In the entries below, how many lines hold the word "JSON"? Answer with the number only.

*Source information:*

┌────────

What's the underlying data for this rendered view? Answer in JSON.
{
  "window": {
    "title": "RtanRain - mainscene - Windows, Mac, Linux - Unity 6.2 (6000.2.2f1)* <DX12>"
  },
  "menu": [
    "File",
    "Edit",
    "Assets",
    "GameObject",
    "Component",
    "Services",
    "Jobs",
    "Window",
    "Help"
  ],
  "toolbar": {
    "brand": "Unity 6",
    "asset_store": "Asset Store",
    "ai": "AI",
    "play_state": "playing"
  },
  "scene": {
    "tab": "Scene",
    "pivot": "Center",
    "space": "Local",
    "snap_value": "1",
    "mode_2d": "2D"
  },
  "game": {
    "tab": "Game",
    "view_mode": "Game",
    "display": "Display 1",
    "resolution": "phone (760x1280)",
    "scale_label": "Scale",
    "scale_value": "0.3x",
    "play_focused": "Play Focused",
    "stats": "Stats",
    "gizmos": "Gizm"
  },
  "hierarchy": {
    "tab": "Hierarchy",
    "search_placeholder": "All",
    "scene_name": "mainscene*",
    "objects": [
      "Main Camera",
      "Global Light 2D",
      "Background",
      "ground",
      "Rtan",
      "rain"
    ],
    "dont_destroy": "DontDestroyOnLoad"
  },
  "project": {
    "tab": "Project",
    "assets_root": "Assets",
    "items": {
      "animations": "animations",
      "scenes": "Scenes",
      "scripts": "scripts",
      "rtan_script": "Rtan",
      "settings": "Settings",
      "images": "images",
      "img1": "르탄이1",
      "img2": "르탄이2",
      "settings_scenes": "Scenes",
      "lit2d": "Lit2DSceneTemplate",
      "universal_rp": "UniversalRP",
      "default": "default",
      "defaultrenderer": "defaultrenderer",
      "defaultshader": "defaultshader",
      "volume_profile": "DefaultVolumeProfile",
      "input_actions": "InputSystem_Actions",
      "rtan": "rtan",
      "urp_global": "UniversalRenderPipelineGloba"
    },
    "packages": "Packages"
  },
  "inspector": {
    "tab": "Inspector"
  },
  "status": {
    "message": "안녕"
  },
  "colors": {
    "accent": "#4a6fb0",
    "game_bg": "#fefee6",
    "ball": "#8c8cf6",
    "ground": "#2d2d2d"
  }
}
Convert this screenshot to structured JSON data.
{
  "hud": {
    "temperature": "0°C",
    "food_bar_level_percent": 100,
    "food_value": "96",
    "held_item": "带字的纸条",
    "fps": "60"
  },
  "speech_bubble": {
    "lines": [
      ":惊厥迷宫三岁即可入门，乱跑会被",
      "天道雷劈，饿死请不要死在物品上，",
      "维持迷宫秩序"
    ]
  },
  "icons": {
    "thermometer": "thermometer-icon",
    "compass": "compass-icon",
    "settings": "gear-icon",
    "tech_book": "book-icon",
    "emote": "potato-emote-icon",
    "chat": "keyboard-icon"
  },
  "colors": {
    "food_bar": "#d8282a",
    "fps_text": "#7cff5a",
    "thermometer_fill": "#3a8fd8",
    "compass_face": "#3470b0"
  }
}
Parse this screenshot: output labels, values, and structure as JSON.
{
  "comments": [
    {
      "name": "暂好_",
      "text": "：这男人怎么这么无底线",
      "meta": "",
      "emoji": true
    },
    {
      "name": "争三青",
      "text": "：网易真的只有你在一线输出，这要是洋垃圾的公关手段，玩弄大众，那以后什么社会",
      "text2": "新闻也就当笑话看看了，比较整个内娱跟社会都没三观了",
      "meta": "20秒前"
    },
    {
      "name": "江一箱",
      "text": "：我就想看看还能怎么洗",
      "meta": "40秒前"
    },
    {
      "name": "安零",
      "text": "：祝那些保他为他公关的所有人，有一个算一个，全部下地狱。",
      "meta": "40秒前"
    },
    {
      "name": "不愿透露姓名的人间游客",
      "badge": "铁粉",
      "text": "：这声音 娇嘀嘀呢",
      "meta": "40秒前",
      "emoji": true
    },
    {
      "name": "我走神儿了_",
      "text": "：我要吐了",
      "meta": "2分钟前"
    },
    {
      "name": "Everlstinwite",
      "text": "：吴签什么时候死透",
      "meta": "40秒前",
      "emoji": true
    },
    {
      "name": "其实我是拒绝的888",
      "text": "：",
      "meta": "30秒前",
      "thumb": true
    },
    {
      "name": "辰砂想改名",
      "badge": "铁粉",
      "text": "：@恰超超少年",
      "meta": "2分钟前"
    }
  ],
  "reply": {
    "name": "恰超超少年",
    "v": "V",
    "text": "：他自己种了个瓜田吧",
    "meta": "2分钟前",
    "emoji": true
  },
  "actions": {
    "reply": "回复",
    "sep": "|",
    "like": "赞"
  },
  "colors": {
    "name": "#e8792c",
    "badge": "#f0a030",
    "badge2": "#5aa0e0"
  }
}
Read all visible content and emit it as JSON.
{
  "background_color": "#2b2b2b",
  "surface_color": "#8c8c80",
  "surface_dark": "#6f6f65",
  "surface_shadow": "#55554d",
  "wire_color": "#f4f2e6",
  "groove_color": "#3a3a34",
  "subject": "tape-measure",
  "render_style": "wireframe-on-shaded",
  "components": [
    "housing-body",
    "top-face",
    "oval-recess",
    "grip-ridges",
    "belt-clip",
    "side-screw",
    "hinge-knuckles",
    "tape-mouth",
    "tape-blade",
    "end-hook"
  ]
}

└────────

*Solution:* 4